FHP chief says drones won't be used for speeding enforcement
TALLAHASSEE, Fla. (NSF) - Drones would not be used to ticket motorists, Florida Department of Highway Safety and Motor Vehicles Executive Director Terry Rhodes said Tuesday after her agency got backing from the state Cabinet to ask lawmakers to set up a pilot program that would use unmanned aerial devices to help manage traffic crashes.
"If we were going to do this, number one I would want to try it for a year, 18 months, report back to the Legislature and then determine what type of law it would be," Rhodes told reporters. "It would not be for criminal evidence or arrests."
Asked if drones could be used to issue speeding tickets or other motor-vehicle infractions, Rhodes responded, "That is not the intent." She added, "There are other uses for it, but I don't want to use it for getting speeding tickets."

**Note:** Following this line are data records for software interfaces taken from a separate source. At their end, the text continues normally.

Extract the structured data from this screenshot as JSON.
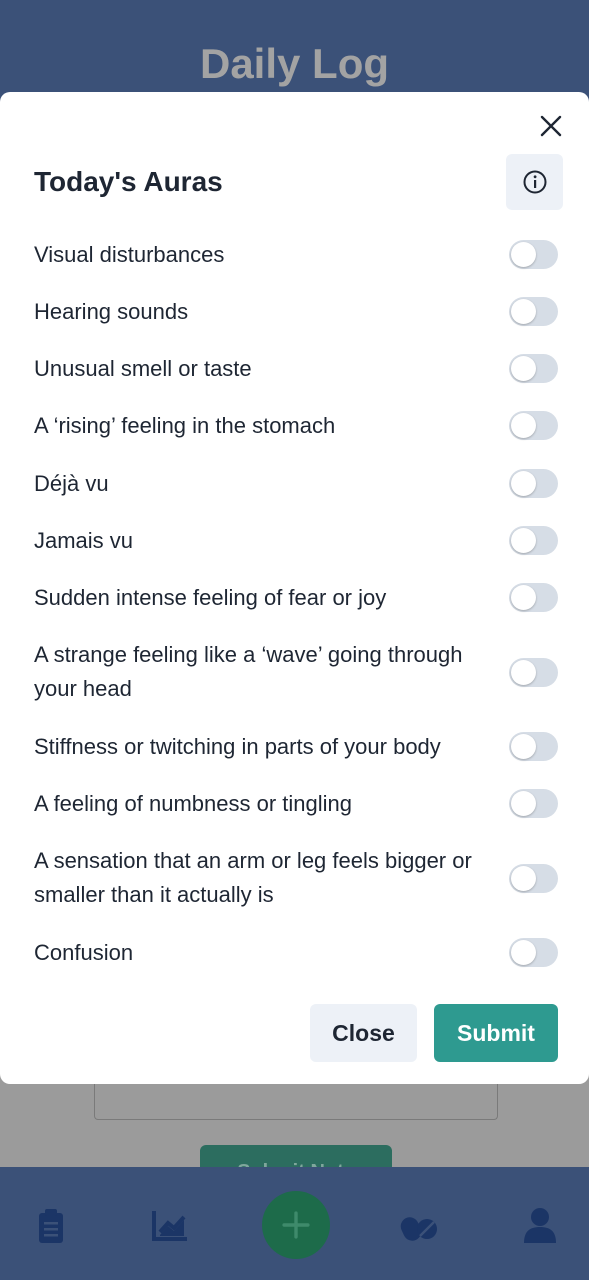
{
  "app": {
    "title": "Daily Log",
    "bg_submit_label": "Submit Note"
  },
  "tab_bar": {
    "icons": [
      "clipboard-icon",
      "chart-icon",
      "plus-icon",
      "pills-icon",
      "user-icon"
    ]
  },
  "modal": {
    "title": "Today's Auras",
    "close_label": "Close",
    "submit_label": "Submit",
    "auras": [
      {
        "label": "Visual disturbances",
        "on": false
      },
      {
        "label": "Hearing sounds",
        "on": false
      },
      {
        "label": "Unusual smell or taste",
        "on": false
      },
      {
        "label": "A ‘rising’ feeling in the stomach",
        "on": false
      },
      {
        "label": "Déjà vu",
        "on": false
      },
      {
        "label": "Jamais vu",
        "on": false
      },
      {
        "label": "Sudden intense feeling of fear or joy",
        "on": false
      },
      {
        "label": "A strange feeling like a ‘wave’ going through your head",
        "on": false
      },
      {
        "label": "Stiffness or twitching in parts of your body",
        "on": false
      },
      {
        "label": "A feeling of numbness or tingling",
        "on": false
      },
      {
        "label": "A sensation that an arm or leg feels bigger or smaller than it actually is",
        "on": false
      },
      {
        "label": "Confusion",
        "on": false
      }
    ]
  },
  "colors": {
    "header": "#3b5178",
    "accent": "#2e9a90",
    "toggle_off": "#d6dde6"
  }
}
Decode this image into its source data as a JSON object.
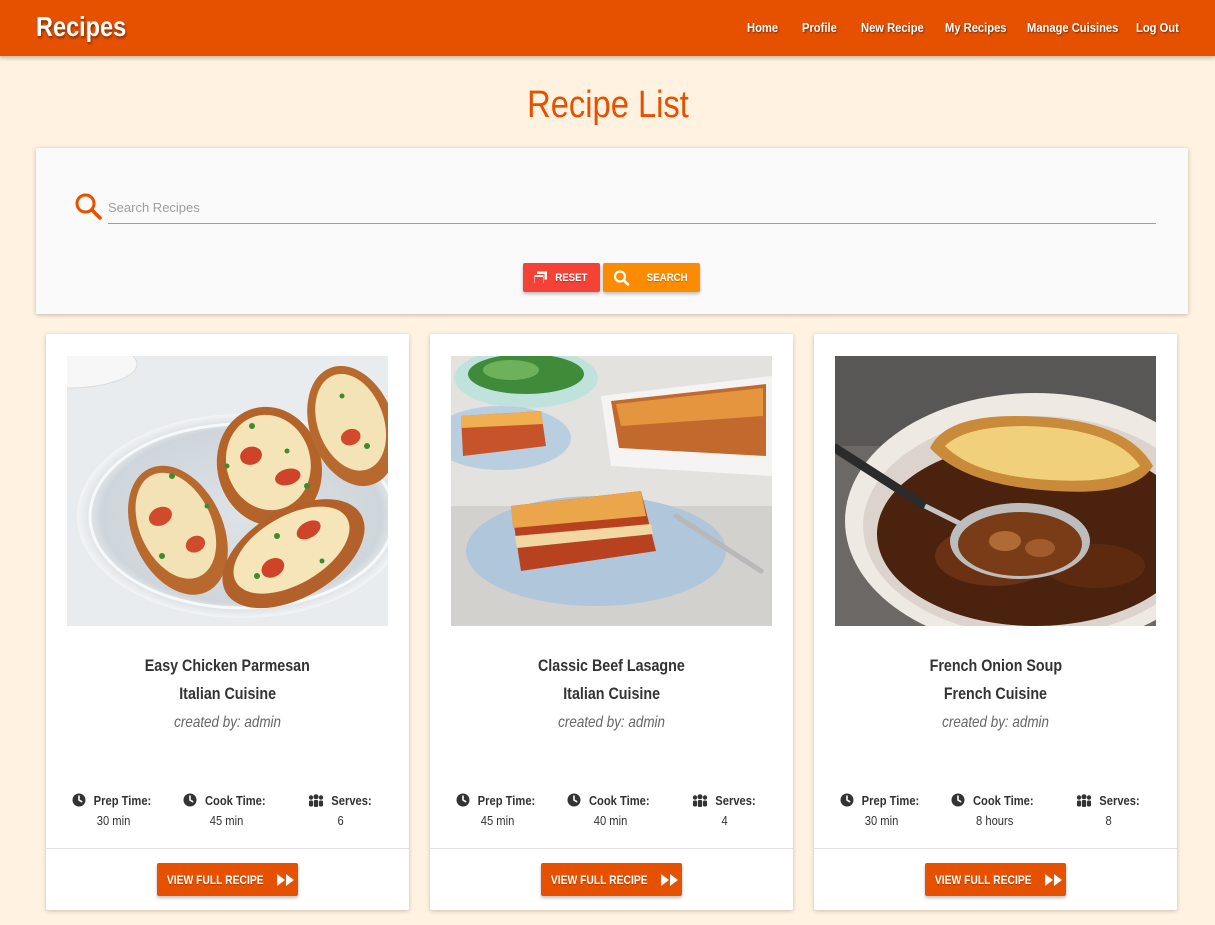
{
  "navbar": {
    "brand": "Recipes",
    "links": [
      "Home",
      "Profile",
      "New Recipe",
      "My Recipes",
      "Manage Cuisines",
      "Log Out"
    ]
  },
  "page_title": "Recipe List",
  "search": {
    "placeholder": "Search Recipes",
    "value": "",
    "reset_label": "RESET",
    "search_label": "SEARCH"
  },
  "stat_labels": {
    "prep": "Prep Time:",
    "cook": "Cook Time:",
    "serves": "Serves:"
  },
  "view_label": "VIEW FULL RECIPE",
  "recipes": [
    {
      "title": "Easy Chicken Parmesan",
      "cuisine": "Italian Cuisine",
      "author": "created by: admin",
      "prep": "30 min",
      "cook": "45 min",
      "serves": "6",
      "image": "chicken-parmesan-photo"
    },
    {
      "title": "Classic Beef Lasagne",
      "cuisine": "Italian Cuisine",
      "author": "created by: admin",
      "prep": "45 min",
      "cook": "40 min",
      "serves": "4",
      "image": "beef-lasagne-photo"
    },
    {
      "title": "French Onion Soup",
      "cuisine": "French Cuisine",
      "author": "created by: admin",
      "prep": "30 min",
      "cook": "8 hours",
      "serves": "8",
      "image": "french-onion-soup-photo"
    }
  ],
  "colors": {
    "primary": "#e65100",
    "background": "#fff2e0",
    "reset": "#f44336",
    "search": "#fb8c00"
  }
}
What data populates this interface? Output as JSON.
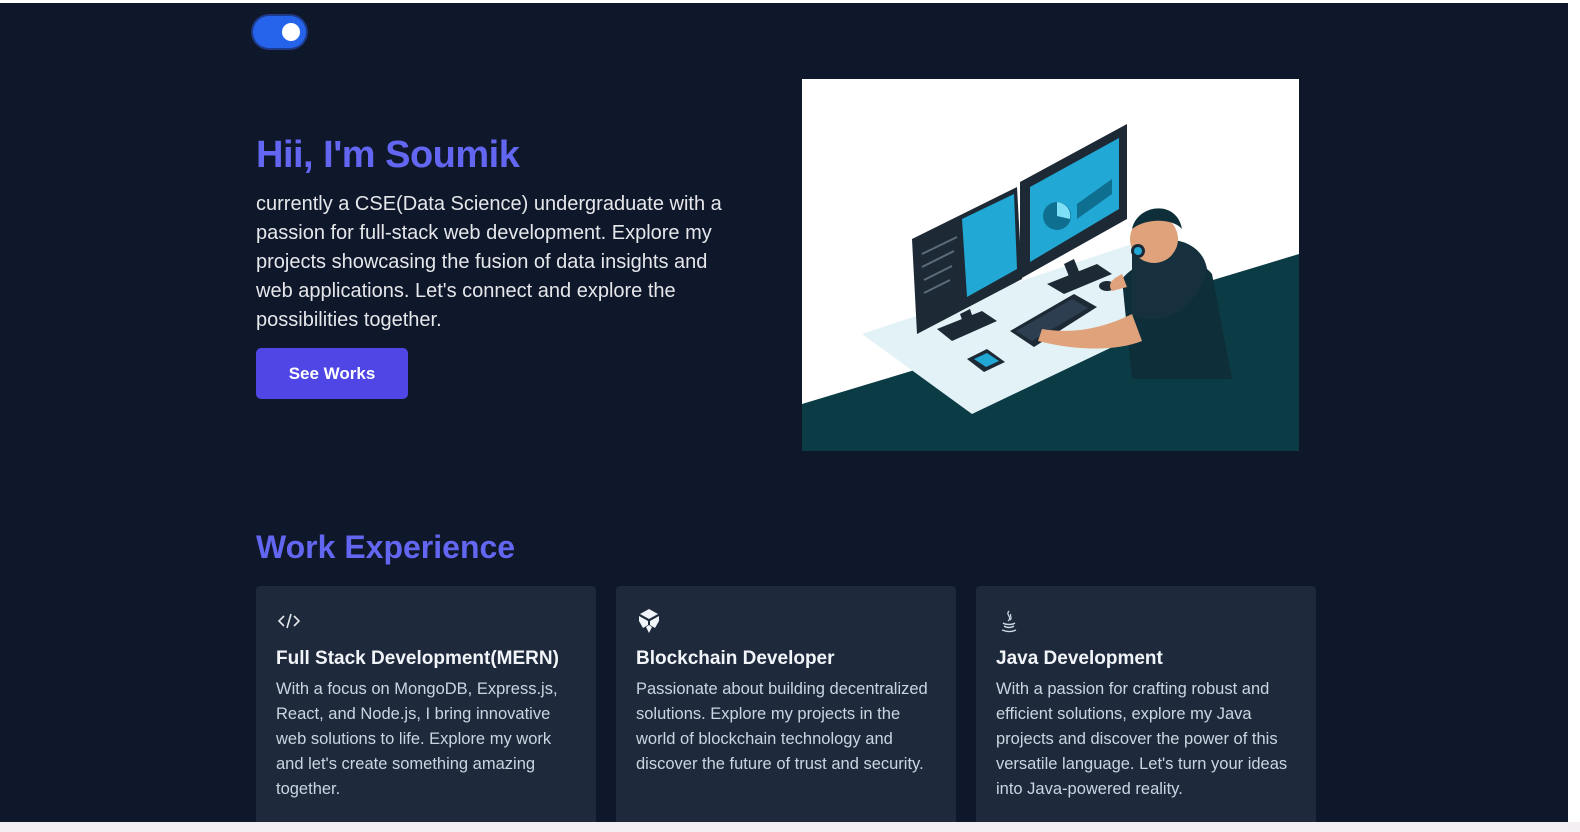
{
  "theme_toggle": {
    "state": "on"
  },
  "hero": {
    "title": "Hii, I'm Soumik",
    "description": "currently a CSE(Data Science) undergraduate with a passion for full-stack web development. Explore my projects showcasing the fusion of data insights and web applications. Let's connect and explore the possibilities together.",
    "button_label": "See Works"
  },
  "work": {
    "title": "Work Experience",
    "cards": [
      {
        "icon": "code-icon",
        "title": "Full Stack Development(MERN)",
        "text": "With a focus on MongoDB, Express.js, React, and Node.js, I bring innovative web solutions to life. Explore my work and let's create something amazing together."
      },
      {
        "icon": "blockchain-icon",
        "title": "Blockchain Developer",
        "text": "Passionate about building decentralized solutions. Explore my projects in the world of blockchain technology and discover the future of trust and security."
      },
      {
        "icon": "java-icon",
        "title": "Java Development",
        "text": "With a passion for crafting robust and efficient solutions, explore my Java projects and discover the power of this versatile language. Let's turn your ideas into Java-powered reality."
      }
    ]
  },
  "colors": {
    "background": "#0f172a",
    "accent": "#6366f1",
    "button": "#4f46e5",
    "card": "#1e293b",
    "toggle": "#2563eb"
  }
}
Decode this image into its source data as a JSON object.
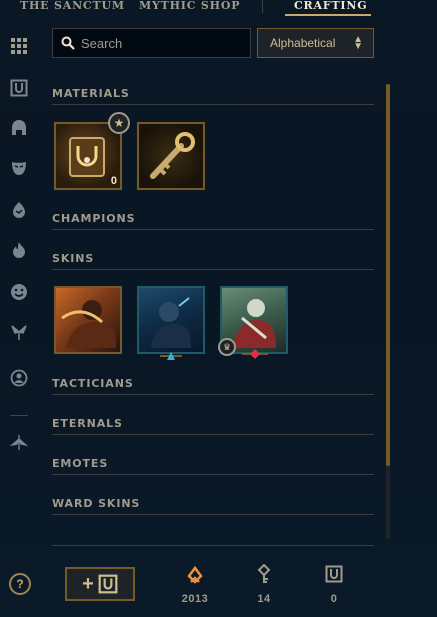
{
  "nav": {
    "tabs": [
      {
        "label": "THE SANCTUM"
      },
      {
        "label": "MYTHIC SHOP"
      },
      {
        "label": "CRAFTING"
      }
    ],
    "active": "CRAFTING"
  },
  "sidebar": {
    "icons": [
      "grid-icon",
      "chest-icon",
      "helmet-icon",
      "mask-icon",
      "egg-icon",
      "flame-icon",
      "emote-icon",
      "ward-icon",
      "profile-icon",
      "wings-icon"
    ]
  },
  "search": {
    "placeholder": "Search",
    "value": ""
  },
  "sort": {
    "selected": "Alphabetical"
  },
  "sections": {
    "materials": "MATERIALS",
    "champions": "CHAMPIONS",
    "skins": "SKINS",
    "tacticians": "TACTICIANS",
    "eternals": "ETERNALS",
    "emotes": "EMOTES",
    "ward_skins": "WARD SKINS"
  },
  "materials": [
    {
      "name": "Hextech Chest",
      "count": "0"
    },
    {
      "name": "Hextech Key"
    }
  ],
  "skins": [
    {
      "name": "skin-1"
    },
    {
      "name": "skin-2"
    },
    {
      "name": "skin-3"
    }
  ],
  "footer": {
    "add_label": "+",
    "currencies": [
      {
        "icon": "orange-essence-icon",
        "value": "2013"
      },
      {
        "icon": "key-fragment-icon",
        "value": "14"
      },
      {
        "icon": "chest-icon",
        "value": "0"
      }
    ],
    "help": "?"
  },
  "colors": {
    "gold": "#c8aa6e",
    "gold_dark": "#785a28",
    "text": "#a09b8c",
    "orange": "#f0903c"
  }
}
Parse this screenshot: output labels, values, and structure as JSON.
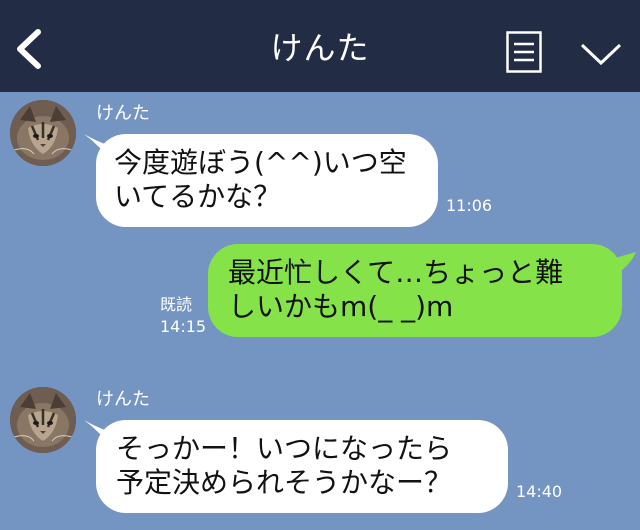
{
  "header": {
    "title": "けんた",
    "back_icon": "chevron-left-icon",
    "menu_icon": "document-lines-icon",
    "collapse_icon": "chevron-down-icon",
    "background_color": "#222c44"
  },
  "chat": {
    "background_color": "#7494c2",
    "incoming_bubble_color": "#ffffff",
    "outgoing_bubble_color": "#85e249",
    "messages": [
      {
        "direction": "incoming",
        "sender": "けんた",
        "text": "今度遊ぼう(^^)いつ空\nいてるかな？",
        "time": "11:06"
      },
      {
        "direction": "outgoing",
        "read_label": "既読",
        "text": "最近忙しくて…ちょっと難\nしいかもm(_ _)m",
        "time": "14:15"
      },
      {
        "direction": "incoming",
        "sender": "けんた",
        "text": "そっかー！いつになったら\n予定決められそうかなー？",
        "time": "14:40"
      }
    ]
  }
}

The Cabinet -- Agriculture Commissioner Adam Putnam, Attorney General Pam Bondi and Chief Financial Officer Jeff Atwater -- agreed to accept the highway agency's "legislative concepts," including the drone proposal, for the 2017 session. Gov. Rick Scott abstained from the vote.
The drone proposal stems from a 2013 state law that prohibits the use of unmanned aerial vehicles by law enforcement for surveillance and evidence gathering. The law limits the use of automated surveillance aircraft by law enforcement unless a judge issues a warrant, there is a "high risk of terrorist attack" or officials fear someone is in imminent danger.
The law was pushed as a way to protect people from the unwarranted use of drones and other unmanned aircraft.
Information provided by The News Service of Florida.